- **Task instructions**: Please return every line below that contains the string "Advisory".

:: Records provided ::

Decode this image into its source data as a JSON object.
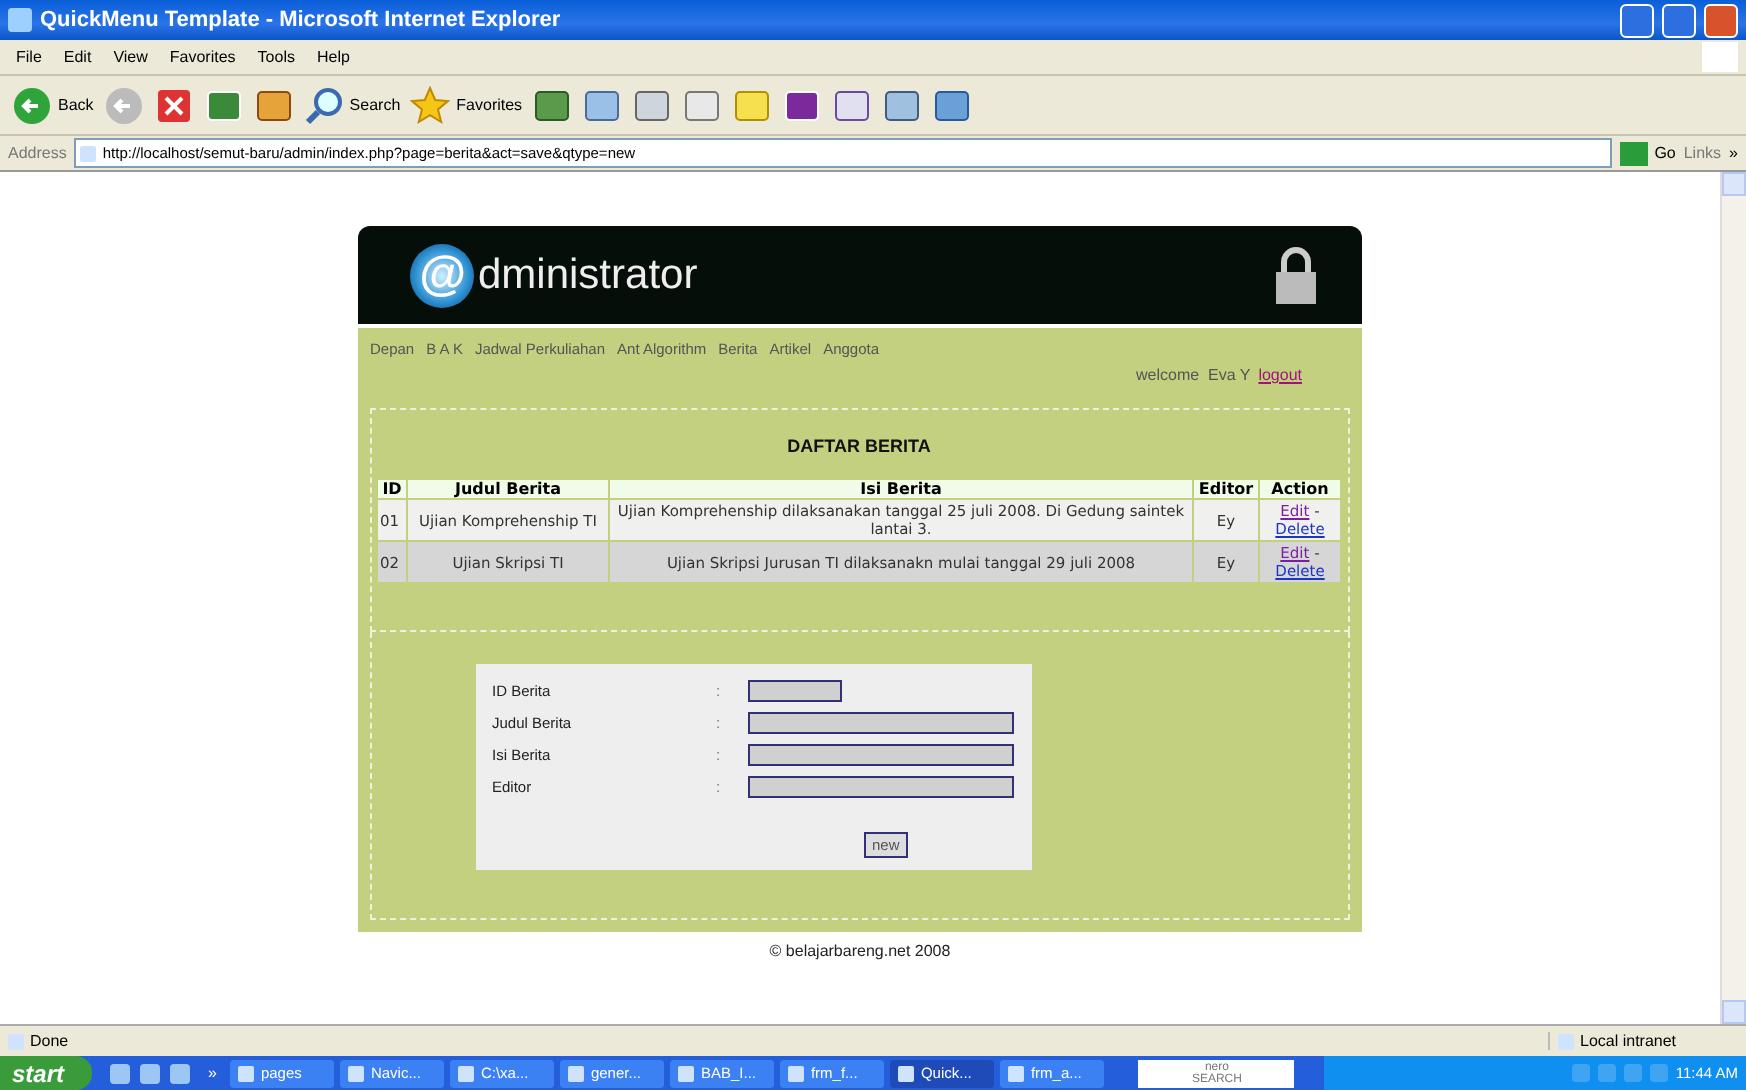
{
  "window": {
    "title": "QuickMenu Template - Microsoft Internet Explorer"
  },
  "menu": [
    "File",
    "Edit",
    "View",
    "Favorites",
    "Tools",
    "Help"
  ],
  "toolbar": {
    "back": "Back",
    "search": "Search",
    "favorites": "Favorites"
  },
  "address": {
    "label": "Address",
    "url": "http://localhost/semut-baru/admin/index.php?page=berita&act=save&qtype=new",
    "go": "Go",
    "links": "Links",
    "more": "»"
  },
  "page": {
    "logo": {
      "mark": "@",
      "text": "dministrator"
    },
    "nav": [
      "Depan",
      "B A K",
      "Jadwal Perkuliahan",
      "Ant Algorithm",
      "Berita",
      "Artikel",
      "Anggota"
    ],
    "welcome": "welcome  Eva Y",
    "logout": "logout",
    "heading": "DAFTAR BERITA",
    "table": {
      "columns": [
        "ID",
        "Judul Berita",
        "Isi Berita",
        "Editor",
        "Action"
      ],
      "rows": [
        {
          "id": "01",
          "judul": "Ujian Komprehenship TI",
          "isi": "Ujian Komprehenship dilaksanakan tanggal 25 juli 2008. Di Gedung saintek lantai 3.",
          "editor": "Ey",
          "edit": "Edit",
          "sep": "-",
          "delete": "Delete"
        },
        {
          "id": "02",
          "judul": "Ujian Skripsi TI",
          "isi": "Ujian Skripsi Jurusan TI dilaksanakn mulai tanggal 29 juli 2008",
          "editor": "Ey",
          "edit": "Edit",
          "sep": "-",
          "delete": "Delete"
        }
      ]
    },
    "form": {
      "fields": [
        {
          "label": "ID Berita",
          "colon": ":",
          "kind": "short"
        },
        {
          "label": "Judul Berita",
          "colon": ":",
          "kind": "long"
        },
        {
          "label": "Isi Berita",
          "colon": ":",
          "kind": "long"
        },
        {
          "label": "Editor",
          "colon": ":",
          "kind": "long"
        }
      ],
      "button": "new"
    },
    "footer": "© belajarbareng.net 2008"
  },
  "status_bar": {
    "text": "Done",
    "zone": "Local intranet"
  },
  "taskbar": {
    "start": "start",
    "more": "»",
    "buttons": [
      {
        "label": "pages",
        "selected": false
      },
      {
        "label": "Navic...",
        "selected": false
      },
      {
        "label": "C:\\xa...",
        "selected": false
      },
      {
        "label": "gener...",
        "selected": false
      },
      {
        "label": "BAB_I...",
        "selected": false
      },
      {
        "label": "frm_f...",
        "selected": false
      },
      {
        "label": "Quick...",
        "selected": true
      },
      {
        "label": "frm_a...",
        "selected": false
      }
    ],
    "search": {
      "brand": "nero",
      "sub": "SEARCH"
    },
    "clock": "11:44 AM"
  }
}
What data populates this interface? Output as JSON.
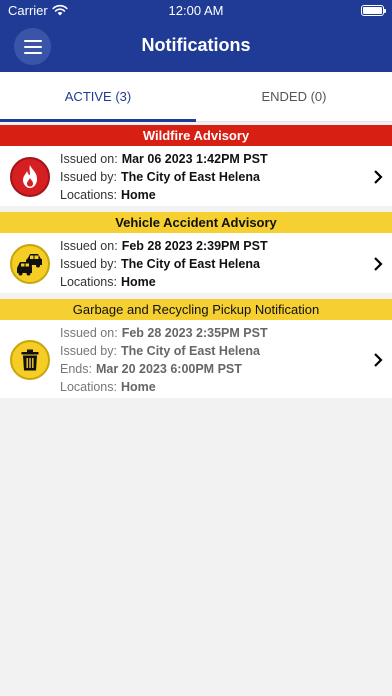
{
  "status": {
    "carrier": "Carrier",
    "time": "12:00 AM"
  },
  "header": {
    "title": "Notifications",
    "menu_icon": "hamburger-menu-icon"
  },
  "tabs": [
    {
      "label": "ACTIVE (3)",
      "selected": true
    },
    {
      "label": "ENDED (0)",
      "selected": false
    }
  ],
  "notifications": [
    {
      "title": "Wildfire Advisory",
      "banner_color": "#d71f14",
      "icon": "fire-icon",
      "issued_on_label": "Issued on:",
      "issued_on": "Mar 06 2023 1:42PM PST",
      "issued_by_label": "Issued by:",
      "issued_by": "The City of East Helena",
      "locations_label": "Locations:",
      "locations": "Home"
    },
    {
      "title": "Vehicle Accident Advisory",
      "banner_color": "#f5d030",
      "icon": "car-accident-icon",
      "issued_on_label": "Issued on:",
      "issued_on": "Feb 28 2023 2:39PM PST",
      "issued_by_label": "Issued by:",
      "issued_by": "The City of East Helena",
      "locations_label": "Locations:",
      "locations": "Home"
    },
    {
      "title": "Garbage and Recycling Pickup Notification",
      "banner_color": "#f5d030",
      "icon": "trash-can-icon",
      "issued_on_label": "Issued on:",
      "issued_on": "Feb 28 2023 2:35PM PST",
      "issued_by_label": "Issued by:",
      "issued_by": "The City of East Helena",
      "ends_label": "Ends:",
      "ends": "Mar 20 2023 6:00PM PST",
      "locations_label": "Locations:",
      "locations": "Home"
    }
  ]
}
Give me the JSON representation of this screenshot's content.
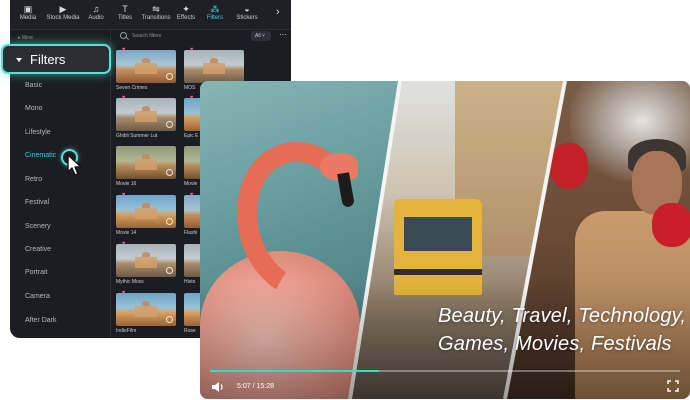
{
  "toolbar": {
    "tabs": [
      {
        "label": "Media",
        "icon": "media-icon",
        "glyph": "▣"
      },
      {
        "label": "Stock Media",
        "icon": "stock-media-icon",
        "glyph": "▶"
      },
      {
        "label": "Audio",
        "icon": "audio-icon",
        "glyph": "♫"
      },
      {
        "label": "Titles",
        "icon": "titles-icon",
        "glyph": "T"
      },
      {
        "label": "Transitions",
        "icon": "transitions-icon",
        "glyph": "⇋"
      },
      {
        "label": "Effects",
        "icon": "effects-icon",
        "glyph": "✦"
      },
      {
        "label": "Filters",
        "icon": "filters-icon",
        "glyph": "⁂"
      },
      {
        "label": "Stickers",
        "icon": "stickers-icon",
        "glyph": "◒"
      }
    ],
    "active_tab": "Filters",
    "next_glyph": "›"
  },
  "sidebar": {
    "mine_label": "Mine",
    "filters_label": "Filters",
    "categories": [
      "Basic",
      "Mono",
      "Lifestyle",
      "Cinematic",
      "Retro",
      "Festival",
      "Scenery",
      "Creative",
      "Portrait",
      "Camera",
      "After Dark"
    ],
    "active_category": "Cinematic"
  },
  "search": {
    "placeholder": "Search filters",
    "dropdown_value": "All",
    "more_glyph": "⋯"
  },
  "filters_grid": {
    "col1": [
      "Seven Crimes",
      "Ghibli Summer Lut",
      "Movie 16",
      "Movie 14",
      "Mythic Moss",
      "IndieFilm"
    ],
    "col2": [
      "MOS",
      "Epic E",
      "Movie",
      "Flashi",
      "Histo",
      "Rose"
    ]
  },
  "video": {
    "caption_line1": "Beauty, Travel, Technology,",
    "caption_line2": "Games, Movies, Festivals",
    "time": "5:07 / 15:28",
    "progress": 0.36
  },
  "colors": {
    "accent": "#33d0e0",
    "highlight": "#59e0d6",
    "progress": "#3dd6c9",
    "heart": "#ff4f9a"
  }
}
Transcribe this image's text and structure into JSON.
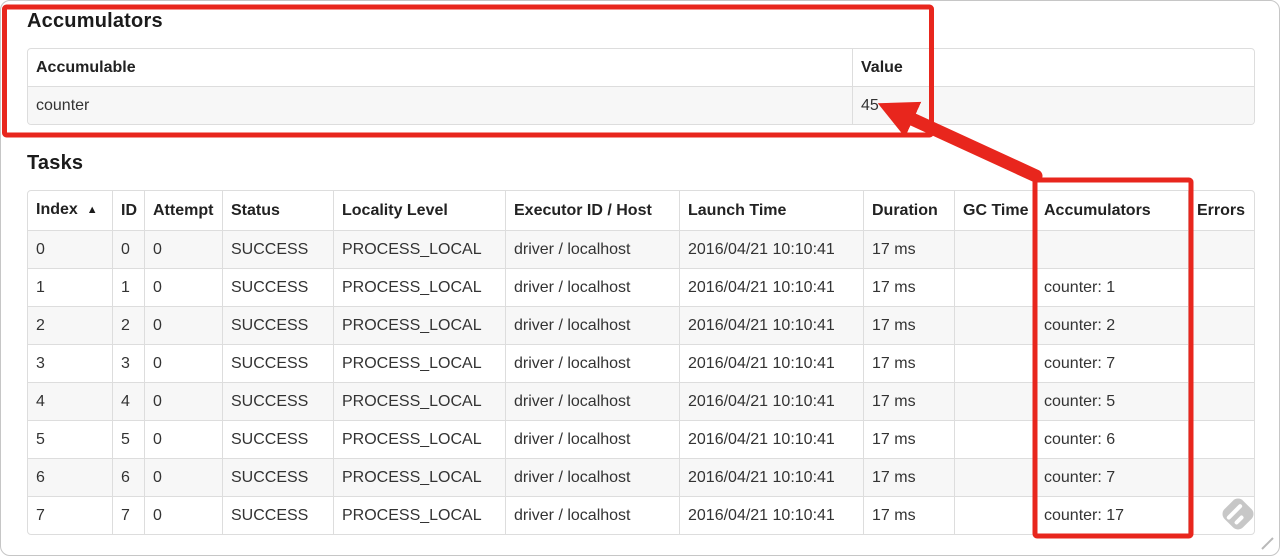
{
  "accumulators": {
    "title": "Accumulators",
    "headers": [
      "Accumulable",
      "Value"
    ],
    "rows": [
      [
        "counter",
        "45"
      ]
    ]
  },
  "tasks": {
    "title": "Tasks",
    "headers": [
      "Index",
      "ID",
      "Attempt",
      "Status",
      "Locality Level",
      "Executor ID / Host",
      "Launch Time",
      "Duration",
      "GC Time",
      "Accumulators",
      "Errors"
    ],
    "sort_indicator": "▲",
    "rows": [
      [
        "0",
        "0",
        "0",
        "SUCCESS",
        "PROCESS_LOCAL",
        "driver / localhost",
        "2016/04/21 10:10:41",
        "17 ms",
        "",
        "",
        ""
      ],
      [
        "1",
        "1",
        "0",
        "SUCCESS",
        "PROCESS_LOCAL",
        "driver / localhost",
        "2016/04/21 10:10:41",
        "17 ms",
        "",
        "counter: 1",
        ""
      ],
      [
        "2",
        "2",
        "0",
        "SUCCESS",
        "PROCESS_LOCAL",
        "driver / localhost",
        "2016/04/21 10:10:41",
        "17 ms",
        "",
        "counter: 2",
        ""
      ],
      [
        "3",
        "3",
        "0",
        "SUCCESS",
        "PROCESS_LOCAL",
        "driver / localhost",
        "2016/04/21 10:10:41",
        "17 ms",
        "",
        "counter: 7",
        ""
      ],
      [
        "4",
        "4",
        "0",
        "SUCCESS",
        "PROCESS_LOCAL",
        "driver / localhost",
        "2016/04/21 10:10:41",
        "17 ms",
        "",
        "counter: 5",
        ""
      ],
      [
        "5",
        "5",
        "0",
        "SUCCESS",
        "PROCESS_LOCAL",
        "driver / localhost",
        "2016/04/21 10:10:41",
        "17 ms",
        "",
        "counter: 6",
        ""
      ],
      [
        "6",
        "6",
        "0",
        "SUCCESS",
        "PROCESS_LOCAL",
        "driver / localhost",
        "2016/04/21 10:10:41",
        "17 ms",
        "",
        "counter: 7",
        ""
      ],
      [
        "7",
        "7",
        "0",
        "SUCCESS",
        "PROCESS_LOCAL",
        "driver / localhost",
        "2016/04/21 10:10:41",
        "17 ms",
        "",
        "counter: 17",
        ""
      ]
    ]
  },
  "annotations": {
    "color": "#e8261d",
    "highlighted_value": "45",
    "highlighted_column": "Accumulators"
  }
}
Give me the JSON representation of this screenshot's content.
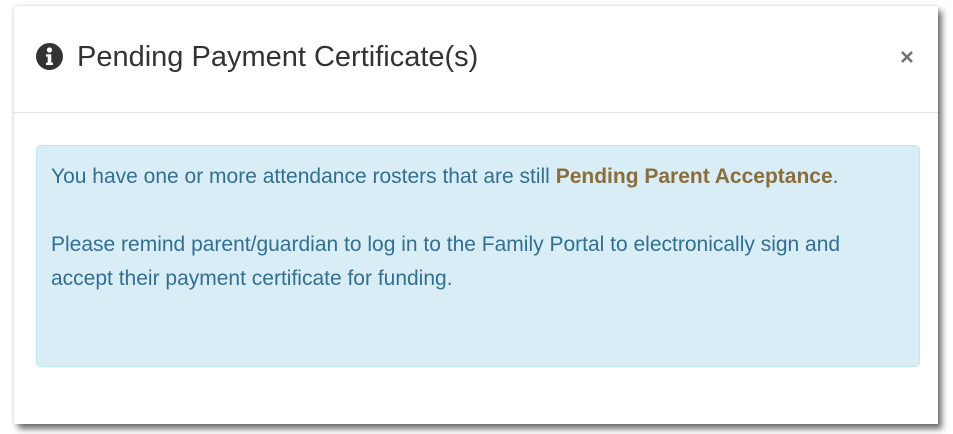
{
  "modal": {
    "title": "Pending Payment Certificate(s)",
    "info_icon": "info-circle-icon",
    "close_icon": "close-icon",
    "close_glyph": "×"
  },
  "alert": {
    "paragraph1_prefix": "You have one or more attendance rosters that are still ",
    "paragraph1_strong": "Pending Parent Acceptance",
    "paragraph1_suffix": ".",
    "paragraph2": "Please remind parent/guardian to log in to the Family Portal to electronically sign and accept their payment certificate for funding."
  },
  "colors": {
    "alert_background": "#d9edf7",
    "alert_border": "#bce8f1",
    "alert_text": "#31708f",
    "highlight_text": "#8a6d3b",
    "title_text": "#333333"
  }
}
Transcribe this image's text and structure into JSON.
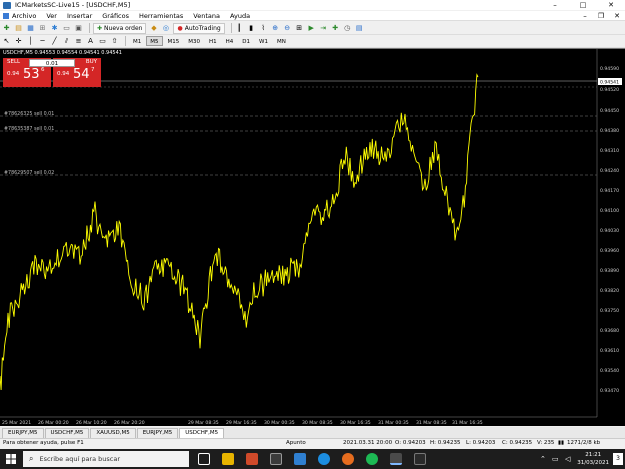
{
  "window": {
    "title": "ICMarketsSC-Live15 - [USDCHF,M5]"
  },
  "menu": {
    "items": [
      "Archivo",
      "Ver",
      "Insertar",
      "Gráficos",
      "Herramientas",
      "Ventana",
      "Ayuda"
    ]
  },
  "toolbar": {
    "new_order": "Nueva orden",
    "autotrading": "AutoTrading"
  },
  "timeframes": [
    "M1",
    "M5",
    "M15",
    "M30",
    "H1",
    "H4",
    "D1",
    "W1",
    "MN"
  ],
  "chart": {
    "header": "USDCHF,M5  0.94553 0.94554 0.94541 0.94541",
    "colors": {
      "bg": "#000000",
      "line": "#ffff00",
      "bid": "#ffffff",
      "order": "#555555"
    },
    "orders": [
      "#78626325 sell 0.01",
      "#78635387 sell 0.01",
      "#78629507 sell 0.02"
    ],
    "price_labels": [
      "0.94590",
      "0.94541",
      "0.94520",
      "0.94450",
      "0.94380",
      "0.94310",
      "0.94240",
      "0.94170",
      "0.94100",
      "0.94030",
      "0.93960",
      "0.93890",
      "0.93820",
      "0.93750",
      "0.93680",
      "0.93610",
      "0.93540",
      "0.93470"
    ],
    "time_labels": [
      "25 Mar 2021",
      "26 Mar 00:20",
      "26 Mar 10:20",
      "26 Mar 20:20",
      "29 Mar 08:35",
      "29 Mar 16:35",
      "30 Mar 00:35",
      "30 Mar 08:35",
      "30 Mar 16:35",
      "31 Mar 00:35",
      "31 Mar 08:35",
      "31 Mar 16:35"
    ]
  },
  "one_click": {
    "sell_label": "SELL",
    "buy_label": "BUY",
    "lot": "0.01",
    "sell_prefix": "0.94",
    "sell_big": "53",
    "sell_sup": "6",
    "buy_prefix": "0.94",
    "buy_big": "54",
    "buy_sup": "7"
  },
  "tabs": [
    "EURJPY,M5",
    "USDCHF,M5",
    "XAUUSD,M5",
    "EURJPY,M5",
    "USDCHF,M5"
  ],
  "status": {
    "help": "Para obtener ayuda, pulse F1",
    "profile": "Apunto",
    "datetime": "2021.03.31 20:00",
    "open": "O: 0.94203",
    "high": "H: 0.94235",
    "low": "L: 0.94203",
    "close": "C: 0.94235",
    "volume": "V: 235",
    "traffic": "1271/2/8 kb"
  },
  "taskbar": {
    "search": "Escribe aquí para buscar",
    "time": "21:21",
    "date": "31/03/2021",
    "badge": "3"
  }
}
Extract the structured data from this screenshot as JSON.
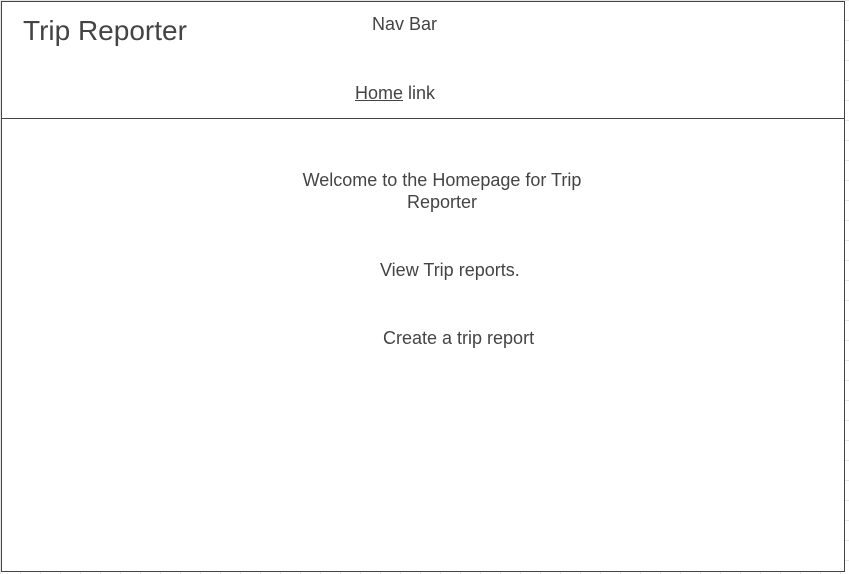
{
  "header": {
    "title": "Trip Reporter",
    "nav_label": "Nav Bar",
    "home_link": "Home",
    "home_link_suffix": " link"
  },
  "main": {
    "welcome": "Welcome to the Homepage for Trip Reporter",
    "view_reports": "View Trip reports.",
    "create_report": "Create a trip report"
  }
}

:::

- **Answer section**:
      "title": "Wildfire Advisory",
      "title": "Vehicle Accident Advisory",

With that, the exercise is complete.